Mr. Mueller, who resigned on 10 March 2016 and is serving his notice period to 9 September 2016, will go on leave and step down from the MAB Board from 1 July 2016. He will be replaced by Mr. Bellew, who has been appointed the new Group MD and CEO of MAG and MAB respectively, effective 1 July 2016. Mr. Mueller will remain available to the company until the end of his notice period to help ensure a smooth leadership transition.
It’s interesting that he’ll be taking over as of July 1, which means Mueller is leaving even sooner than initially expected. Bellew was brought on as part of Malaysia Airlines’ turnaround team, though aside from that I didn’t know much about him. Here’s what the press release says about him:
An Irish national, Mr. Bellew has over 20 years of experience in the aviation industry. He joined MAB from Ryanair Ltd., where he served in various roles with increasing responsibility since 2006, leaving the airline as the Director of Flight Operations responsible for 72 bases operating a total of 320 aircraft. In this role, he ensured cost-effective operations and punctuality at more than 150 airports in over 30 countries, created a training organisation for 600 new Boeing pilots, built employee representative council structures in 19 countries, opened 61 new overseas bases, and introduced new technologies to reduce costs across the airline.

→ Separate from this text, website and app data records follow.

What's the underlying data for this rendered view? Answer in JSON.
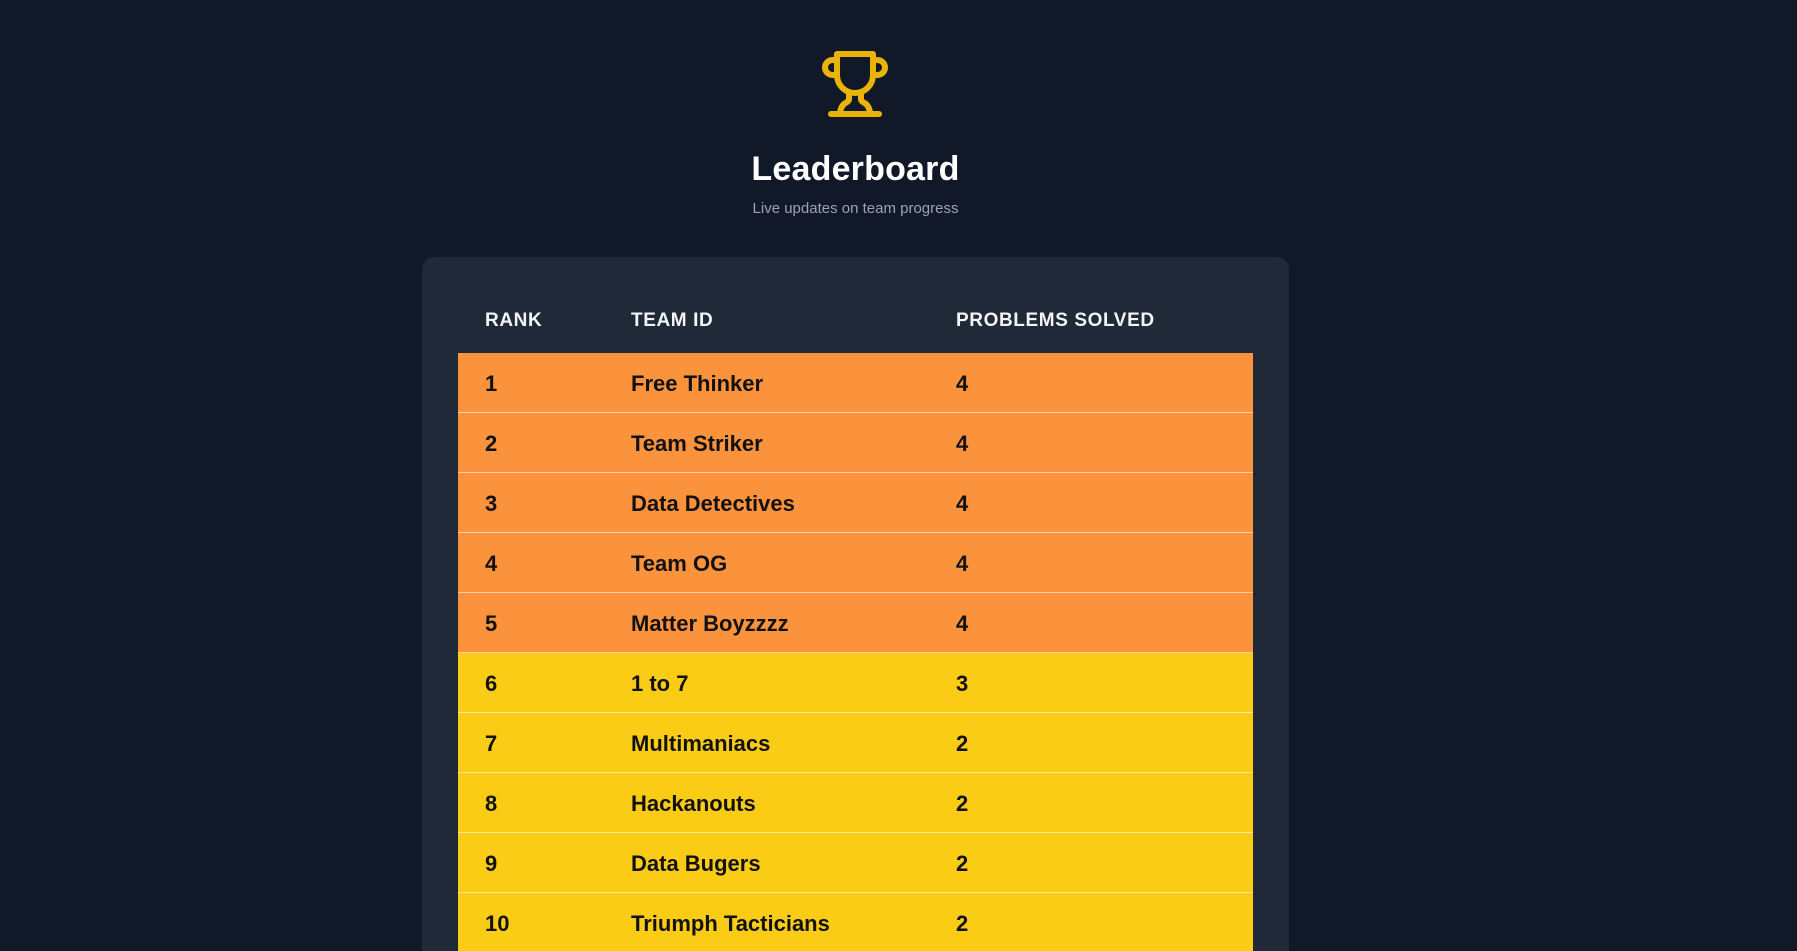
{
  "header": {
    "icon": "trophy-icon",
    "title": "Leaderboard",
    "subtitle": "Live updates on team progress"
  },
  "table": {
    "columns": [
      "RANK",
      "TEAM ID",
      "PROBLEMS SOLVED"
    ],
    "rows": [
      {
        "rank": "1",
        "team": "Free Thinker",
        "solved": "4",
        "tier": "orange"
      },
      {
        "rank": "2",
        "team": "Team Striker",
        "solved": "4",
        "tier": "orange"
      },
      {
        "rank": "3",
        "team": "Data Detectives",
        "solved": "4",
        "tier": "orange"
      },
      {
        "rank": "4",
        "team": "Team OG",
        "solved": "4",
        "tier": "orange"
      },
      {
        "rank": "5",
        "team": "Matter Boyzzzz",
        "solved": "4",
        "tier": "orange"
      },
      {
        "rank": "6",
        "team": "1 to 7",
        "solved": "3",
        "tier": "yellow"
      },
      {
        "rank": "7",
        "team": "Multimaniacs",
        "solved": "2",
        "tier": "yellow"
      },
      {
        "rank": "8",
        "team": "Hackanouts",
        "solved": "2",
        "tier": "yellow"
      },
      {
        "rank": "9",
        "team": "Data Bugers",
        "solved": "2",
        "tier": "yellow"
      },
      {
        "rank": "10",
        "team": "Triumph Tacticians",
        "solved": "2",
        "tier": "yellow"
      }
    ]
  },
  "colors": {
    "background": "#111827",
    "card": "#1f2937",
    "trophy": "#eab308",
    "top_tier": "#fb923c",
    "second_tier": "#facc15"
  }
}
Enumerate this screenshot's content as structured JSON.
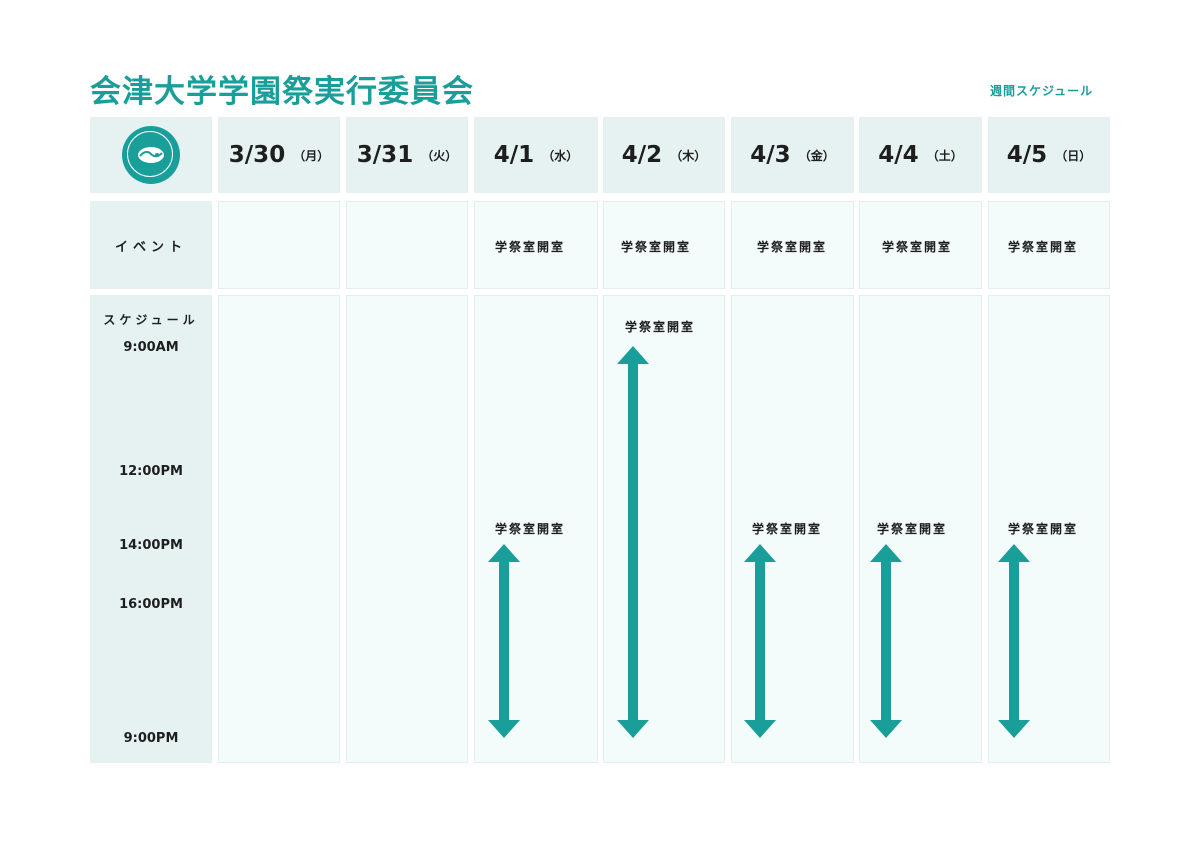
{
  "header": {
    "title": "会津大学学園祭実行委員会",
    "subtitle": "週間スケジュール"
  },
  "logo": {
    "icon": "university-seal-icon"
  },
  "days": [
    {
      "date": "3/30",
      "weekday": "（月）",
      "event": "",
      "schedule": ""
    },
    {
      "date": "3/31",
      "weekday": "（火）",
      "event": "",
      "schedule": ""
    },
    {
      "date": "4/1",
      "weekday": "（水）",
      "event": "学祭室開室",
      "schedule": "学祭室開室",
      "start": "14:00",
      "end": "21:00"
    },
    {
      "date": "4/2",
      "weekday": "（木）",
      "event": "学祭室開室",
      "schedule": "学祭室開室",
      "start": "9:00",
      "end": "21:00"
    },
    {
      "date": "4/3",
      "weekday": "（金）",
      "event": "学祭室開室",
      "schedule": "学祭室開室",
      "start": "14:00",
      "end": "21:00"
    },
    {
      "date": "4/4",
      "weekday": "（土）",
      "event": "学祭室開室",
      "schedule": "学祭室開室",
      "start": "14:00",
      "end": "21:00"
    },
    {
      "date": "4/5",
      "weekday": "（日）",
      "event": "学祭室開室",
      "schedule": "学祭室開室",
      "start": "14:00",
      "end": "21:00"
    }
  ],
  "rows": {
    "event_label": "イベント",
    "schedule_label": "スケジュール"
  },
  "times": [
    "9:00AM",
    "12:00PM",
    "14:00PM",
    "16:00PM",
    "9:00PM"
  ],
  "colors": {
    "accent": "#1a9e9a",
    "header_bg": "#e6f2f2",
    "cell_bg": "#f4fbfb"
  }
}
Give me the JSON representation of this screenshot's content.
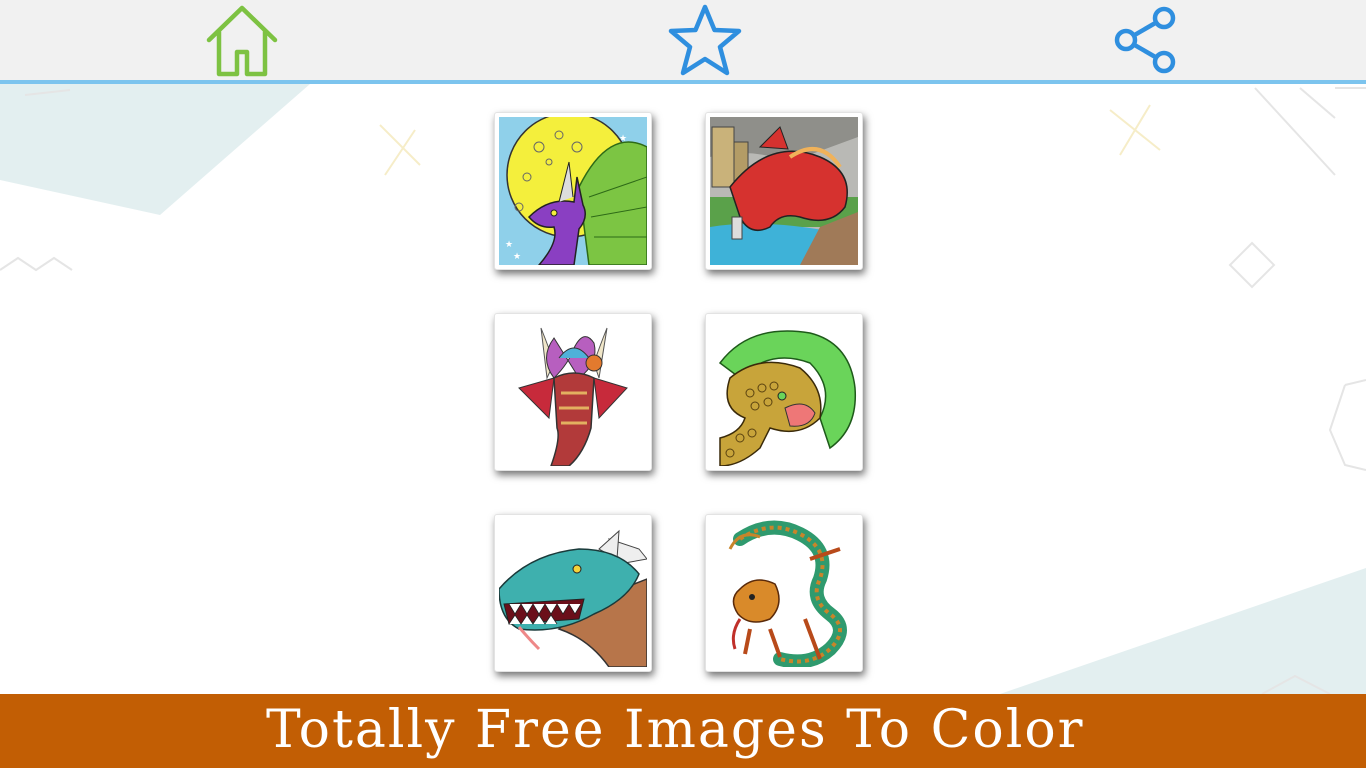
{
  "toolbar": {
    "home_icon": "home-icon",
    "favorites_icon": "star-icon",
    "share_icon": "share-icon",
    "colors": {
      "home": "#7dc242",
      "star": "#2f8fdf",
      "share": "#2f8fdf",
      "underline": "#7cc4ee"
    }
  },
  "gallery": {
    "items": [
      {
        "subject": "dragon-with-moon-image"
      },
      {
        "subject": "red-dragon-castle-image"
      },
      {
        "subject": "fairy-on-dragon-image"
      },
      {
        "subject": "green-serpent-dragon-image"
      },
      {
        "subject": "teal-dragon-head-image"
      },
      {
        "subject": "chinese-dragon-image"
      }
    ]
  },
  "banner": {
    "text": "Totally Free Images To Color",
    "background": "#c25e04",
    "text_color": "#ffffff"
  }
}
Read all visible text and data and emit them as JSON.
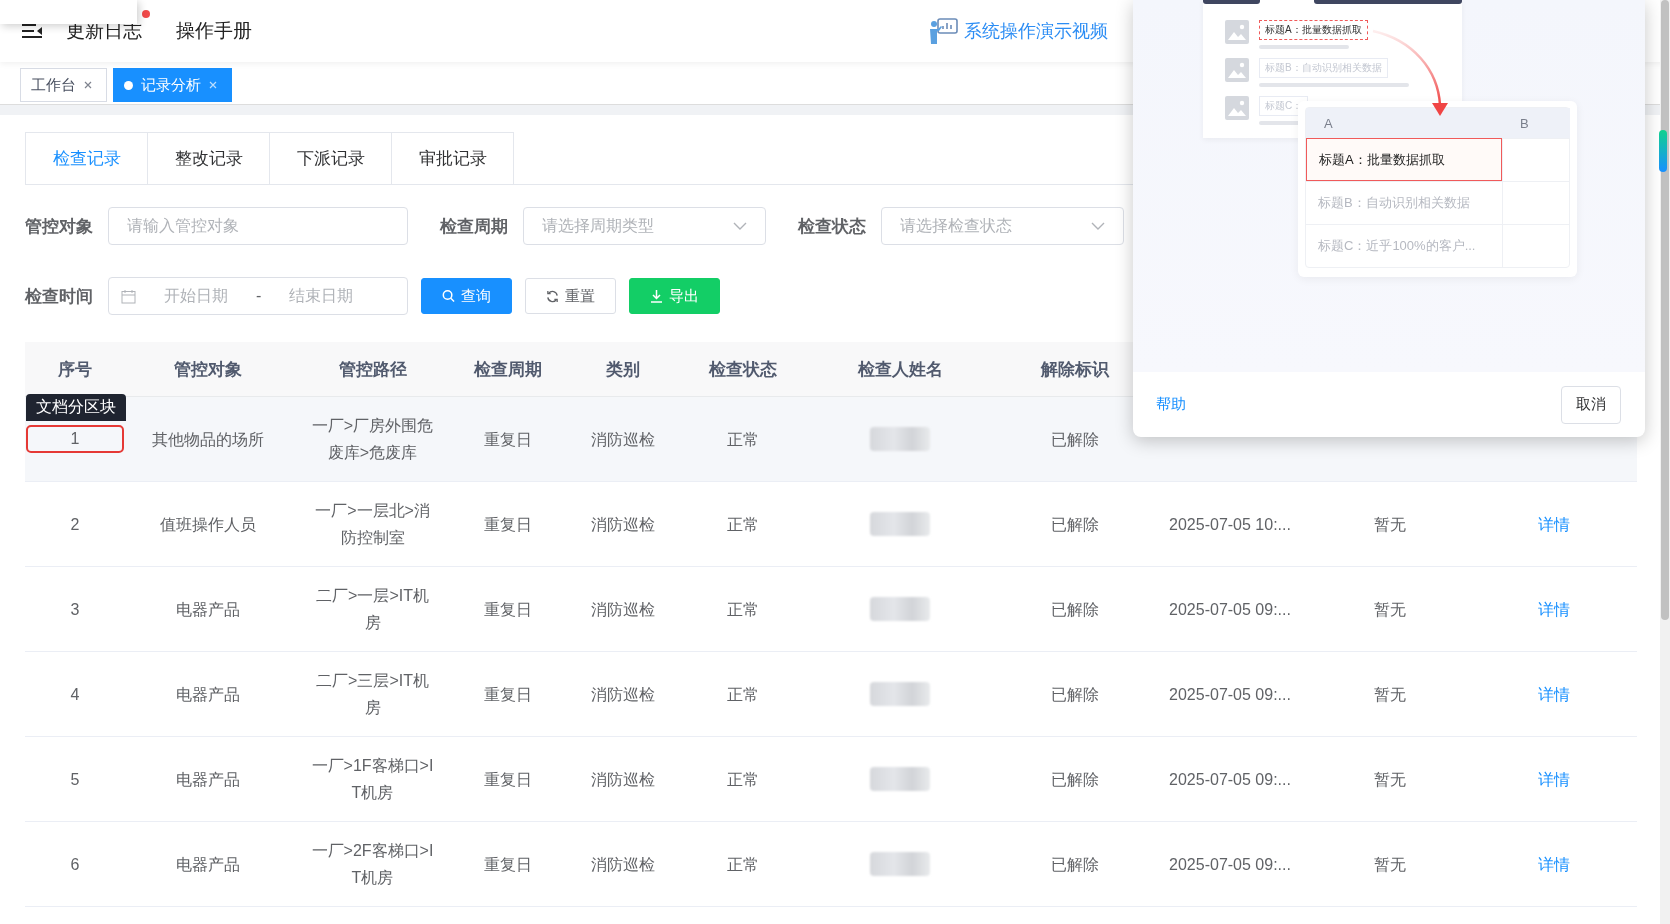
{
  "header": {
    "links": [
      {
        "label": "更新日志",
        "badge": true
      },
      {
        "label": "操作手册",
        "badge": false
      }
    ],
    "video_link": "系统操作演示视频"
  },
  "page_tabs": [
    {
      "label": "工作台",
      "selected": false
    },
    {
      "label": "记录分析",
      "selected": true
    }
  ],
  "sub_tabs": [
    {
      "label": "检查记录",
      "selected": true
    },
    {
      "label": "整改记录",
      "selected": false
    },
    {
      "label": "下派记录",
      "selected": false
    },
    {
      "label": "审批记录",
      "selected": false
    }
  ],
  "filters": [
    {
      "kind": "input",
      "label": "管控对象",
      "placeholder": "请输入管控对象"
    },
    {
      "kind": "select",
      "label": "检查周期",
      "placeholder": "请选择周期类型"
    },
    {
      "kind": "select",
      "label": "检查状态",
      "placeholder": "请选择检查状态"
    }
  ],
  "date_filter": {
    "label": "检查时间",
    "start_placeholder": "开始日期",
    "separator": "-",
    "end_placeholder": "结束日期"
  },
  "buttons": [
    {
      "kind": "primary",
      "label": "查询"
    },
    {
      "kind": "default",
      "label": "重置"
    },
    {
      "kind": "success",
      "label": "导出"
    }
  ],
  "table": {
    "columns": [
      "序号",
      "管控对象",
      "管控路径",
      "检查周期",
      "类别",
      "检查状态",
      "检查人姓名",
      "解除标识"
    ],
    "rows": [
      {
        "seq": "1",
        "object": "其他物品的场所",
        "path": "一厂>厂房外围危废库>危废库",
        "period": "重复日",
        "category": "消防巡检",
        "status": "正常",
        "released": "已解除",
        "highlighted": true,
        "outlined": true,
        "tooltip": "文档分区块"
      },
      {
        "seq": "2",
        "object": "值班操作人员",
        "path": "一厂>一层北>消防控制室",
        "period": "重复日",
        "category": "消防巡检",
        "status": "正常",
        "released": "已解除",
        "time": "2025-07-05 10:...",
        "column_10": "暂无",
        "action": "详情",
        "highlighted": false,
        "outlined": false
      },
      {
        "seq": "3",
        "object": "电器产品",
        "path": "二厂>一层>IT机房",
        "period": "重复日",
        "category": "消防巡检",
        "status": "正常",
        "released": "已解除",
        "time": "2025-07-05 09:...",
        "column_10": "暂无",
        "action": "详情",
        "highlighted": false,
        "outlined": false
      },
      {
        "seq": "4",
        "object": "电器产品",
        "path": "二厂>三层>IT机房",
        "period": "重复日",
        "category": "消防巡检",
        "status": "正常",
        "released": "已解除",
        "time": "2025-07-05 09:...",
        "column_10": "暂无",
        "action": "详情",
        "highlighted": false,
        "outlined": false
      },
      {
        "seq": "5",
        "object": "电器产品",
        "path": "一厂>1F客梯口>IT机房",
        "period": "重复日",
        "category": "消防巡检",
        "status": "正常",
        "released": "已解除",
        "time": "2025-07-05 09:...",
        "column_10": "暂无",
        "action": "详情",
        "highlighted": false,
        "outlined": false
      },
      {
        "seq": "6",
        "object": "电器产品",
        "path": "一厂>2F客梯口>IT机房",
        "period": "重复日",
        "category": "消防巡检",
        "status": "正常",
        "released": "已解除",
        "time": "2025-07-05 09:...",
        "column_10": "暂无",
        "action": "详情",
        "highlighted": false,
        "outlined": false
      }
    ]
  },
  "dialog": {
    "illustration": {
      "source_items": [
        {
          "text": "标题A：批量数据抓取",
          "selected": true
        },
        {
          "text": "标题B：自动识别相关数据",
          "selected": false
        },
        {
          "text": "标题C：",
          "selected": false
        }
      ],
      "columns": [
        "A",
        "B"
      ],
      "cells": [
        {
          "text": "标题A：批量数据抓取",
          "selected": true
        },
        {
          "text": "标题B：自动识别相关数据",
          "selected": false
        },
        {
          "text": "标题C：近乎100%的客户...",
          "selected": false
        }
      ]
    },
    "help_link": "帮助",
    "cancel_button": "取消"
  }
}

Mr. Bellew also served as the Head of Sales and Marketing at Ryanair, where he played a pivotal role in introducing new customer service initiatives, pan-European TV advertising, and positive press relations, contributing to record sales. Prior to that, he served as Deputy Director of Flight Operations.
He seems like a good fit in the sense that he’s “new blood,” and wasn’t part of Malaysia Airlines’ old, messy management team. It’s also interesting that his background is with Ryanair, which is an ultra low cost carrier. If history is any indicator, airlines’ CEOs do seem to often stick to their roots when it comes to the type of airline they choose to run, so I’m curious what that means for Malaysia Airlines. Bye bye business class on regional flights, perhaps?
All things considered I think it’s good news that a Malaysia Airlines “outsider” is taking over. It’ll be interesting to see what changes he makes, given his background with low cost carriers, just as I’m curious to see what Mueller tries to change at Emirates, given his background with airlines in terrible financial situations.
Furthermore, Mueller’s departure from Malaysia Airlines continues to be quite a mystery, especially with his “changing personal circumstances.” I’ve heard two completely opposite theories, both from reputable sources, so I guess we’ll just never know.
What do you make of a former Ryanair executive taking over at Malaysia Airlines?